Junior year is a very important time for several reasons. First, junior year marks the half-way point in your high school career. As such, it is essential for you to have a strong academic performance during your entire junior year since college applications are only a year away.

Also, in your junior year, many of you will take the SAT in the Spring, which is also part of the college application process. Below, you will find information and links related to these topics as well as additional information on other important information during your junior year.

Generally speaking, four year colleges are looking for at least a 3.0 GPA which means you should set a goal of earning at least an 83 average in all of your course-work. Below is a conversion table that shows GPA values for number grades.


ACADEMICS

Students and parents should be aware how important freshman year grades are in the college admissions process. The grades you earn as a 9th grader will make up 1/3 of the Grade Point Average colleges will look at when you apply early in your Senior year.

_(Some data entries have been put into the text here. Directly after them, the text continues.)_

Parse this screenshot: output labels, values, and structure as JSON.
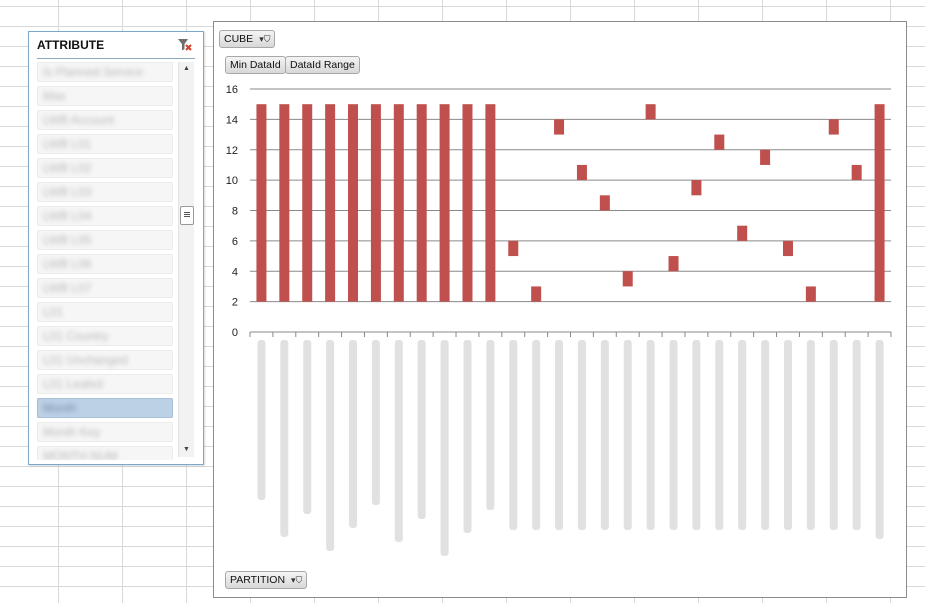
{
  "slicer": {
    "title": "ATTRIBUTE",
    "items": [
      {
        "label": "Is Planned Service"
      },
      {
        "label": "Max"
      },
      {
        "label": "LWB Account"
      },
      {
        "label": "LWB L01"
      },
      {
        "label": "LWB L02"
      },
      {
        "label": "LWB L03"
      },
      {
        "label": "LWB L04"
      },
      {
        "label": "LWB L05"
      },
      {
        "label": "LWB L06"
      },
      {
        "label": "LWB L07"
      },
      {
        "label": "L01"
      },
      {
        "label": "L01 Country"
      },
      {
        "label": "L01 Unchanged"
      },
      {
        "label": "L01 Leafed"
      },
      {
        "label": "Month",
        "selected": true
      },
      {
        "label": "Month Key"
      },
      {
        "label": "MONTH NUM"
      }
    ]
  },
  "pivot": {
    "filter_field": "CUBE",
    "value_fields": [
      "Min DataId",
      "DataId Range"
    ],
    "axis_field": "PARTITION"
  },
  "chart_data": {
    "type": "bar",
    "subtype": "floating-stacked",
    "title": "",
    "xlabel": "",
    "ylabel": "",
    "ylim": [
      0,
      16
    ],
    "yticks": [
      0,
      2,
      4,
      6,
      8,
      10,
      12,
      14,
      16
    ],
    "grid": true,
    "legend": "none",
    "bar_color": "#c0504d",
    "series": [
      {
        "name": "Min DataId",
        "visible": false,
        "values": [
          2,
          2,
          2,
          2,
          2,
          2,
          2,
          2,
          2,
          2,
          2,
          5,
          2,
          13,
          10,
          8,
          3,
          14,
          4,
          9,
          12,
          6,
          11,
          5,
          2,
          13,
          10,
          2
        ]
      },
      {
        "name": "DataId Range",
        "values": [
          13,
          13,
          13,
          13,
          13,
          13,
          13,
          13,
          13,
          13,
          13,
          1,
          1,
          1,
          1,
          1,
          1,
          1,
          1,
          1,
          1,
          1,
          1,
          1,
          1,
          1,
          1,
          13
        ]
      }
    ]
  }
}
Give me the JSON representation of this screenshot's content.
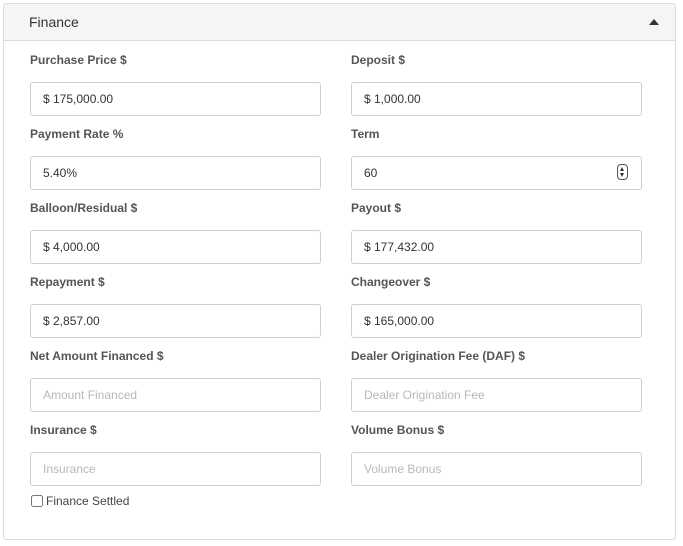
{
  "panel": {
    "title": "Finance"
  },
  "fields": {
    "purchase_price": {
      "label": "Purchase Price $",
      "value": "$ 175,000.00",
      "placeholder": ""
    },
    "deposit": {
      "label": "Deposit $",
      "value": "$ 1,000.00",
      "placeholder": ""
    },
    "payment_rate": {
      "label": "Payment Rate %",
      "value": "5.40%",
      "placeholder": ""
    },
    "term": {
      "label": "Term",
      "value": "60",
      "placeholder": ""
    },
    "balloon_residual": {
      "label": "Balloon/Residual $",
      "value": "$ 4,000.00",
      "placeholder": ""
    },
    "payout": {
      "label": "Payout $",
      "value": "$ 177,432.00",
      "placeholder": ""
    },
    "repayment": {
      "label": "Repayment $",
      "value": "$ 2,857.00",
      "placeholder": ""
    },
    "changeover": {
      "label": "Changeover $",
      "value": "$ 165,000.00",
      "placeholder": ""
    },
    "net_amount_financed": {
      "label": "Net Amount Financed $",
      "value": "",
      "placeholder": "Amount Financed"
    },
    "dealer_origination_fee": {
      "label": "Dealer Origination Fee (DAF) $",
      "value": "",
      "placeholder": "Dealer Origination Fee"
    },
    "insurance": {
      "label": "Insurance $",
      "value": "",
      "placeholder": "Insurance"
    },
    "volume_bonus": {
      "label": "Volume Bonus $",
      "value": "",
      "placeholder": "Volume Bonus"
    }
  },
  "finance_settled": {
    "label": "Finance Settled",
    "checked": false
  }
}
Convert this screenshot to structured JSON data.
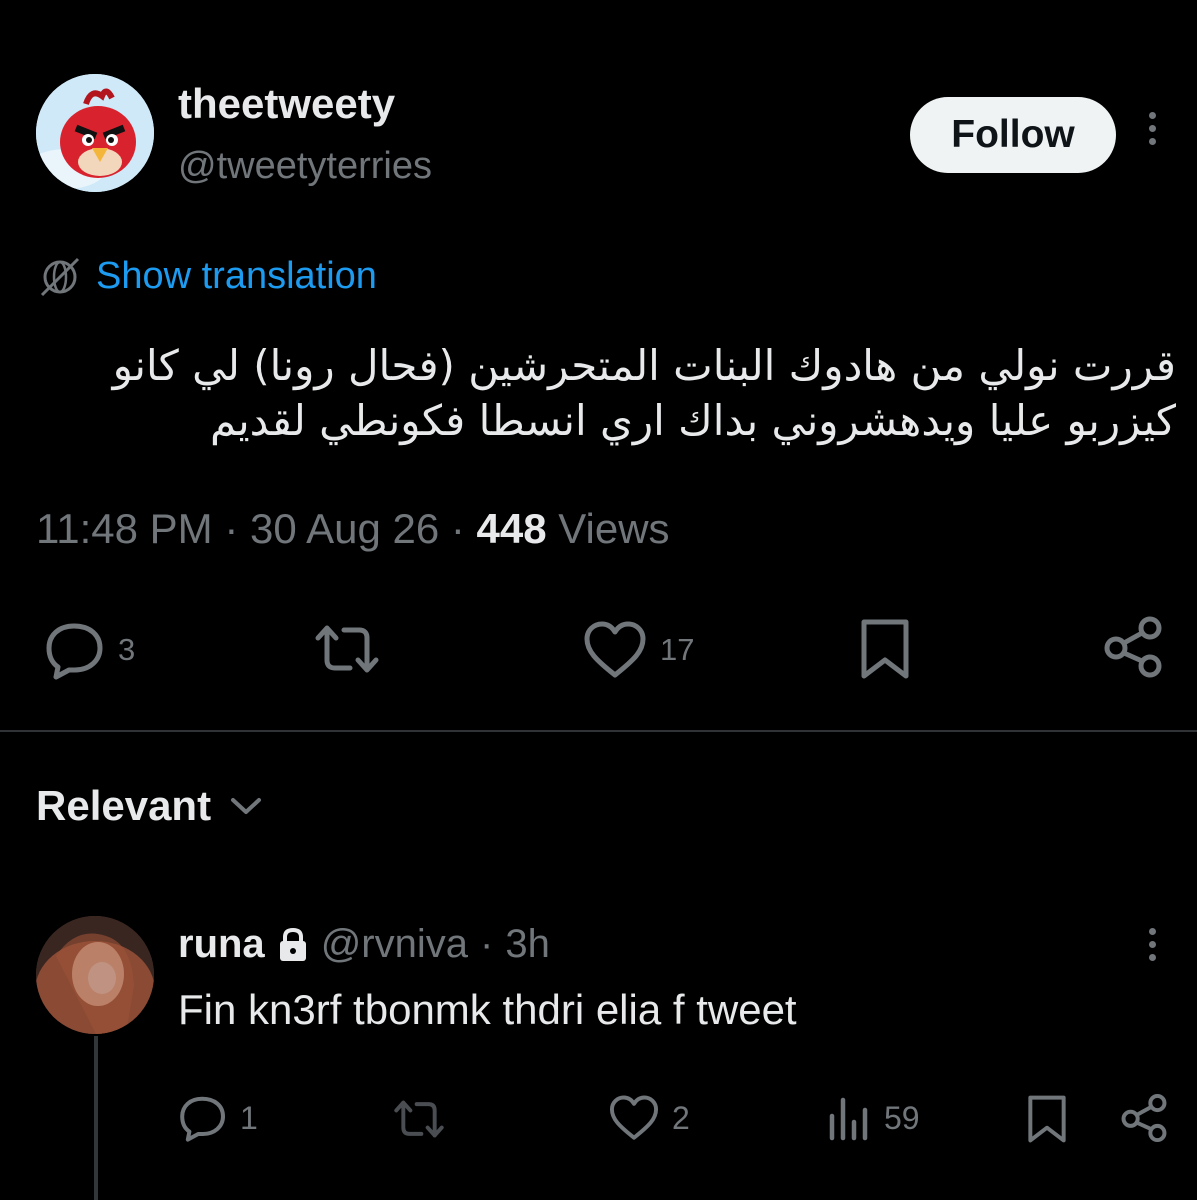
{
  "tweet": {
    "display_name": "theetweety",
    "handle": "@tweetyterries",
    "follow_label": "Follow",
    "translate_label": "Show translation",
    "text": "قررت نولي من هادوك البنات المتحرشين (فحال رونا) لي كانو كيزربو عليا ويدهشروني بداك اري انسطا فكونطي لقديم",
    "time": "11:48 PM",
    "date": "30 Aug 26",
    "separator": "·",
    "views_count": "448",
    "views_label": "Views",
    "actions": {
      "replies": "3",
      "reposts": "",
      "likes": "17"
    }
  },
  "sort": {
    "label": "Relevant"
  },
  "reply": {
    "display_name": "runa",
    "handle": "@rvniva",
    "separator": "·",
    "time": "3h",
    "text": "Fin kn3rf tbonmk thdri elia f tweet",
    "actions": {
      "replies": "1",
      "reposts": "",
      "likes": "2",
      "views": "59"
    }
  },
  "colors": {
    "background": "#000000",
    "text_primary": "#e7e9ea",
    "text_secondary": "#71767b",
    "accent": "#1d9bf0",
    "follow_bg": "#eff3f4"
  },
  "icons": [
    "translate-globe-icon",
    "reply-icon",
    "repost-icon",
    "like-icon",
    "bookmark-icon",
    "share-icon",
    "chevron-down-icon",
    "lock-icon",
    "views-icon",
    "more-icon"
  ]
}
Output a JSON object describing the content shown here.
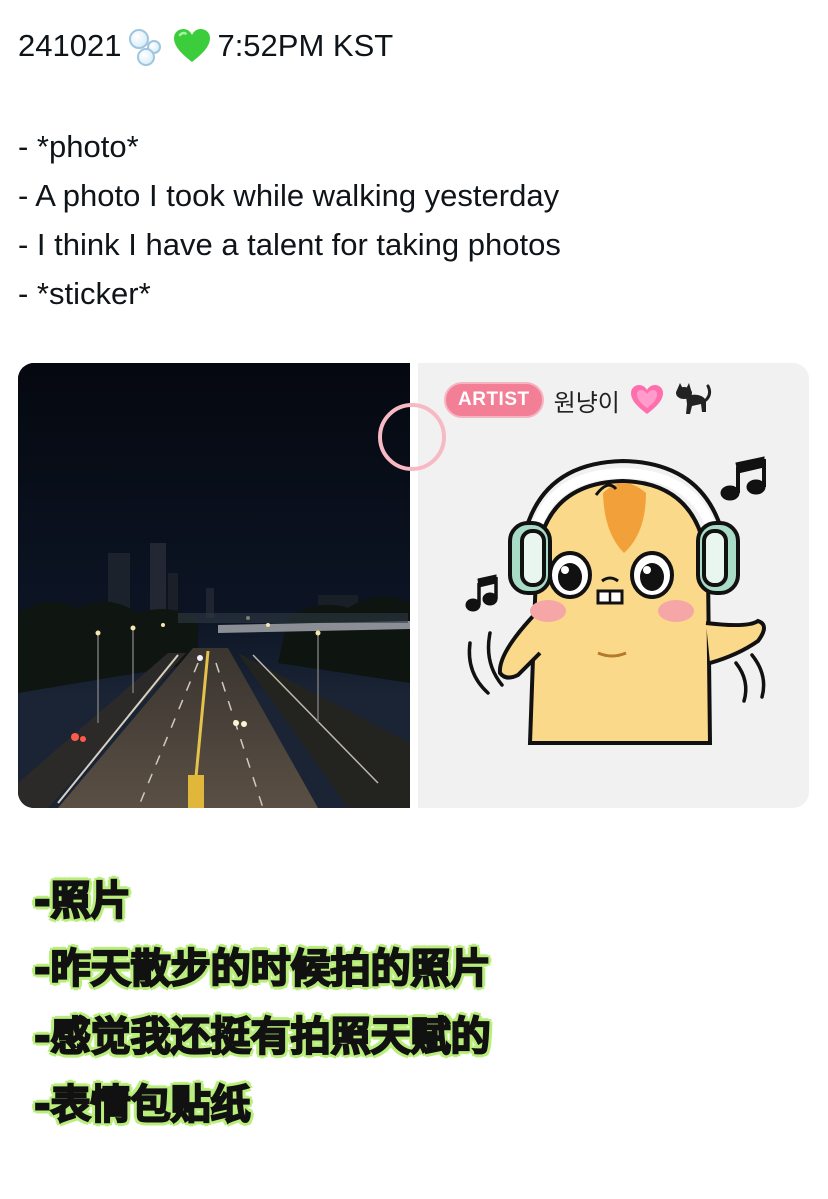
{
  "header": {
    "date": "241021",
    "time": "7:52PM KST",
    "icons": [
      "bubbles-icon",
      "green-heart-icon"
    ]
  },
  "caption": {
    "lines": [
      "- *photo*",
      "- A photo I took while walking yesterday",
      "- I think I have a talent for taking photos",
      "- *sticker*"
    ]
  },
  "media": {
    "photo_icon": "night-highway-photo",
    "sticker": {
      "badge": "ARTIST",
      "name": "원냥이",
      "icons": [
        "pink-heart-icon",
        "black-cat-icon",
        "hamster-headphones-sticker",
        "music-note-icon"
      ]
    }
  },
  "translations": {
    "lines": [
      "-照片",
      "-昨天散步的时候拍的照片",
      "-感觉我还挺有拍照天赋的",
      "-表情包贴纸"
    ]
  },
  "colors": {
    "badge": "#f27f95",
    "highlight": "#b9ee7a",
    "green_heart": "#3ccd3c",
    "pink_heart": "#ff6fae"
  }
}
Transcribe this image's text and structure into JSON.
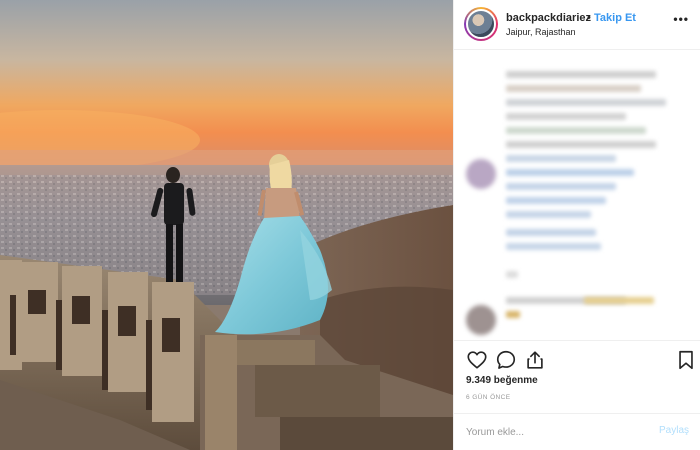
{
  "post": {
    "username": "backpackdiariez",
    "separator": "•",
    "follow_label": "Takip Et",
    "location": "Jaipur, Rajasthan",
    "more_icon": "more-dots-icon",
    "more_glyph": "•••"
  },
  "actions": {
    "like_icon": "heart-icon",
    "comment_icon": "comment-bubble-icon",
    "share_icon": "share-icon",
    "save_icon": "bookmark-icon"
  },
  "likes_text": "9.349 beğenme",
  "time_text": "6 GÜN ÖNCE",
  "comment_box": {
    "placeholder": "Yorum ekle...",
    "post_label": "Paylaş"
  },
  "colors": {
    "accent": "#3897f0",
    "post_disabled": "#b2dffc",
    "text": "#262626",
    "muted": "#999999"
  }
}
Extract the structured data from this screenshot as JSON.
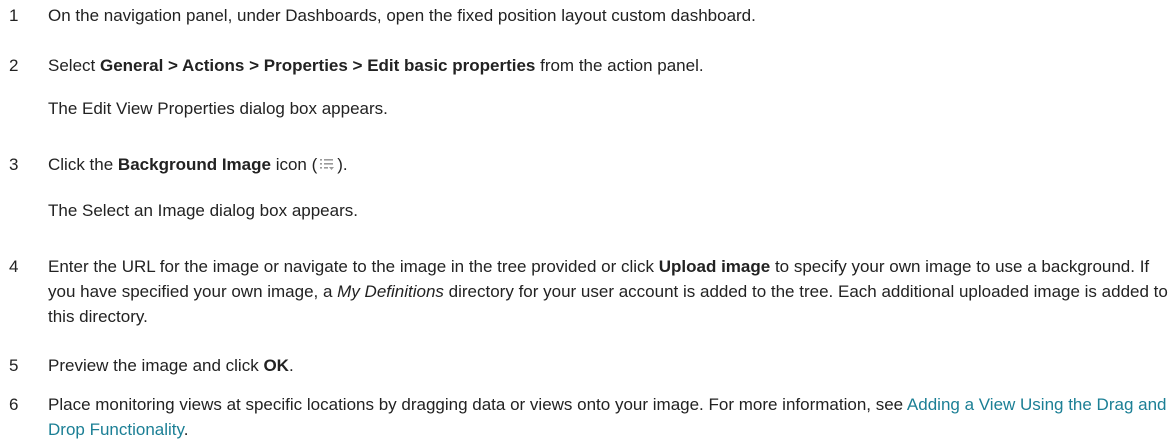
{
  "steps": [
    {
      "num": "1",
      "text": "On the navigation panel, under Dashboards, open the fixed position layout custom dashboard."
    },
    {
      "num": "2",
      "pre": "Select ",
      "bold": "General > Actions > Properties > Edit basic properties",
      "post": " from the action panel.",
      "note": "The Edit View Properties dialog box appears."
    },
    {
      "num": "3",
      "pre": "Click the ",
      "bold": "Background Image",
      "mid": " icon (",
      "icon": "list-options-icon",
      "post": ").",
      "note": "The Select an Image dialog box appears."
    },
    {
      "num": "4",
      "pre": "Enter the URL for the image or navigate to the image in the tree provided or click ",
      "bold": "Upload image",
      "mid": " to specify your own image to use a background. If you have specified your own image, a ",
      "italic": "My Definitions",
      "post": " directory for your user account is added to the tree. Each additional uploaded image is added to this directory."
    },
    {
      "num": "5",
      "pre": "Preview the image and click ",
      "bold": "OK",
      "post": "."
    },
    {
      "num": "6",
      "pre": "Place monitoring views at specific locations by dragging data or views onto your image. For more information, see ",
      "link": "Adding a View Using the Drag and Drop Functionality",
      "post": "."
    }
  ],
  "colors": {
    "text": "#222222",
    "link": "#1b7f95",
    "icon": "#9a9a9a"
  }
}
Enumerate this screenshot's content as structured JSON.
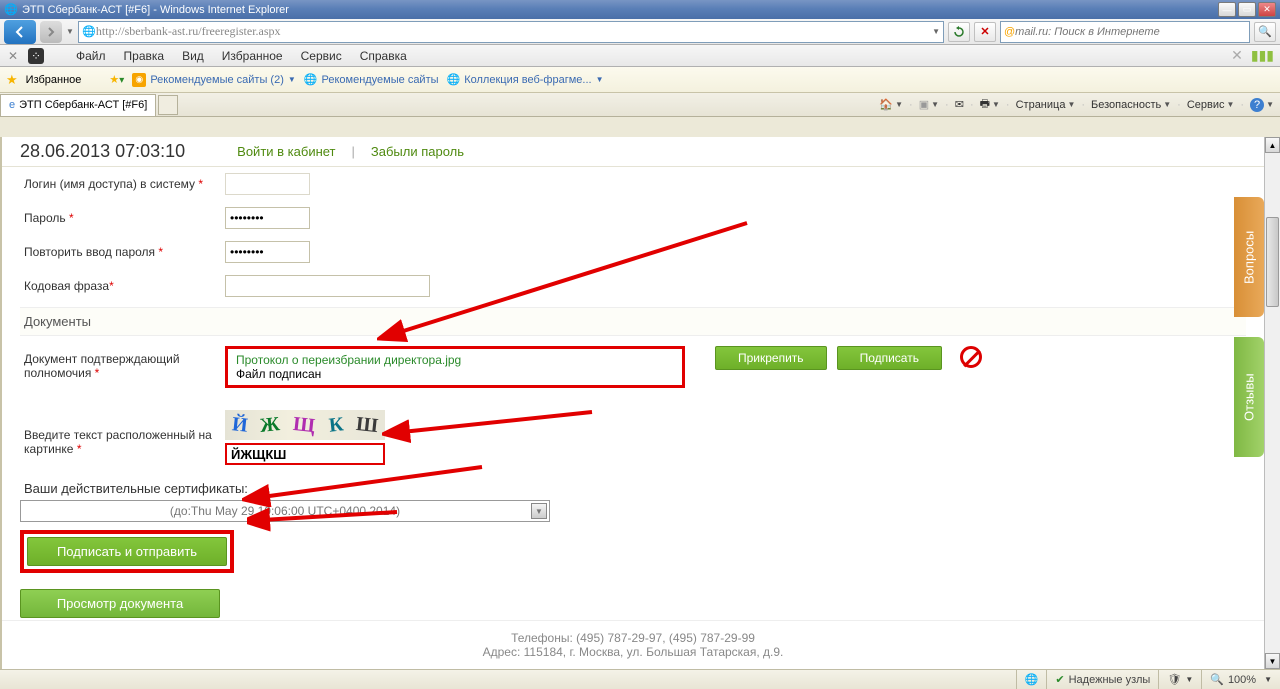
{
  "window": {
    "title": "ЭТП Сбербанк-АСТ [#F6] - Windows Internet Explorer"
  },
  "nav": {
    "url": "http://sberbank-ast.ru/freeregister.aspx"
  },
  "search": {
    "placeholder": "mail.ru: Поиск в Интернете"
  },
  "menus": {
    "file": "Файл",
    "edit": "Правка",
    "view": "Вид",
    "favorites": "Избранное",
    "tools": "Сервис",
    "help": "Справка"
  },
  "favbar": {
    "label": "Избранное",
    "rec_sites": "Рекомендуемые сайты (2)",
    "rec_sites2": "Рекомендуемые сайты",
    "webslice": "Коллекция веб-фрагме..."
  },
  "tabs": {
    "active": "ЭТП Сбербанк-АСТ [#F6]"
  },
  "cmdbar": {
    "page": "Страница",
    "safety": "Безопасность",
    "service": "Сервис"
  },
  "header": {
    "datetime": "28.06.2013 07:03:10",
    "login": "Войти в кабинет",
    "forgot": "Забыли пароль",
    "sep": "|"
  },
  "form": {
    "login_label": "Логин (имя доступа) в систему",
    "password_label": "Пароль",
    "password_value": "••••••••",
    "password2_label": "Повторить ввод пароля",
    "password2_value": "••••••••",
    "codephrase_label": "Кодовая фраза",
    "section_docs": "Документы",
    "doc_label": "Документ подтверждающий полномочия",
    "file_name": "Протокол о переизбрании директора.jpg",
    "file_status": "Файл подписан",
    "attach_btn": "Прикрепить",
    "sign_btn": "Подписать",
    "captcha_label": "Введите текст расположенный на картинке",
    "captcha_letters": [
      "Й",
      "Ж",
      "Щ",
      "К",
      "Ш"
    ],
    "captcha_colors": [
      "#1f66d8",
      "#0a7a2a",
      "#b02db0",
      "#0a7487",
      "#3a3a3a"
    ],
    "captcha_value": "ЙЖЩКШ",
    "cert_label": "Ваши действительные сертификаты:",
    "cert_value": "(до:Thu May 29 10:06:00 UTC+0400 2014)",
    "submit_btn": "Подписать и отправить",
    "preview_btn": "Просмотр документа"
  },
  "sidetabs": {
    "questions": "Вопросы",
    "reviews": "Отзывы"
  },
  "footer": {
    "phones": "Телефоны: (495) 787-29-97, (495) 787-29-99",
    "address": "Адрес: 115184, г. Москва, ул. Большая Татарская, д.9."
  },
  "status": {
    "trusted": "Надежные узлы",
    "zoom": "100%"
  }
}
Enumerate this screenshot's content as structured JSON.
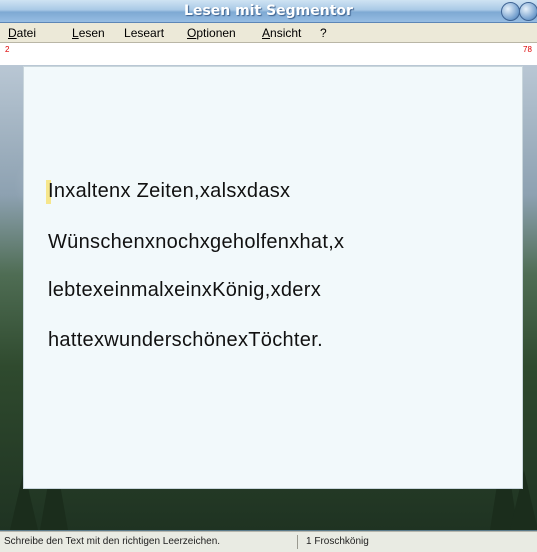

Generally speaking, four year colleges are looking for at least a 3.0 GPA which means you should set a goal of earning at least an 83 average in all of your course-work. Below is a conversion table that shows GPA values for number grades.

GRADE G.P.A.
92+ 4.0
91 3.9
90 3.8
89 3.7
88 3.6
87 3.5
86 3.4
85 3.3
84 3.2
83 3.0
82 2.9
81 2.7
80 2.5
79 2.4
78 2.3
77 2.2
76 2.1
75 2.0
74 1.8
73 1.6
72 1.4
71 1.2
70 1.0

POST-SECONDARY PLANNING CONFERENCE

Beginning in mid-January each junior and their parents will be invited to meet with the college counselor in order to discuss post-secondary planning. In each conference, a number of topics will be discussed including GPA, PSAT scores, SAT test taking, investigating potential careers, and making the most of your college search.


COLLEGE PLANNING TIMELINE

Winter

  • Attend Post-Secondary Planning Conference with your parents.
  • Sign up to take the SAT at least once in the spring and again next fall. To register online click here.

Spring

  • Visit some local colleges– large, small, public, and private. Try to become familair with what you like and dislike about each school.
  • Develop a list of 10 to 15 colleges that attract you. Visit their websites and request information about the academic programs that interest you. Visit some of these schools over your spring break.
  • Attend College Fairs and Open Houses.
  • Register at www.collegeboard.com to take the SAT either in May or June.

Summer
If you are an athlete planning to continue playing a sport in college, register with NCAA Clearinghouse (www.ncaaclearinghouse.net).

Visit colleges.
At schools you have a high level of interest in make appointments to have interviews with admissions counselors. Interviews can be arranged by visiting each school’s Office of Admissions web-page.


TESTING

PSAT/NMSQT Scores
Students’ PSAT/NMSQT scores are printed right at the top of the report. Each score for critical reading, mathematics, and writing skills is based on a scale of 20-80. You can use these scores as a base prediction for SAT scores. But the scores are just the beginning.

Score ranges show how much scores might vary if your student were to take the PSAT/NMSQT repeatedly without learning additional skills. In other words, the scores within this range are considered equal, statistically.

Percentiles compare your student’s performance to that of other students, nationally. Since he is in the eleventh grade, his score is compared to the scores of all eleventh-graders who took the test.

SAT INFORMATION

SAT Information
Students serious about attending a four year college should plan to take the SAT at least twice during high school. Students should take the SAT first during the spring of their Junior year. The advantage of Spring testing is you will have the entire summer to focus on areas of weakness. To register, go to http://www.collegeboard.com.

For SAT Test Dates and Deadlines, click here.

Testing dates will also be available during October, November, and December of your Senior year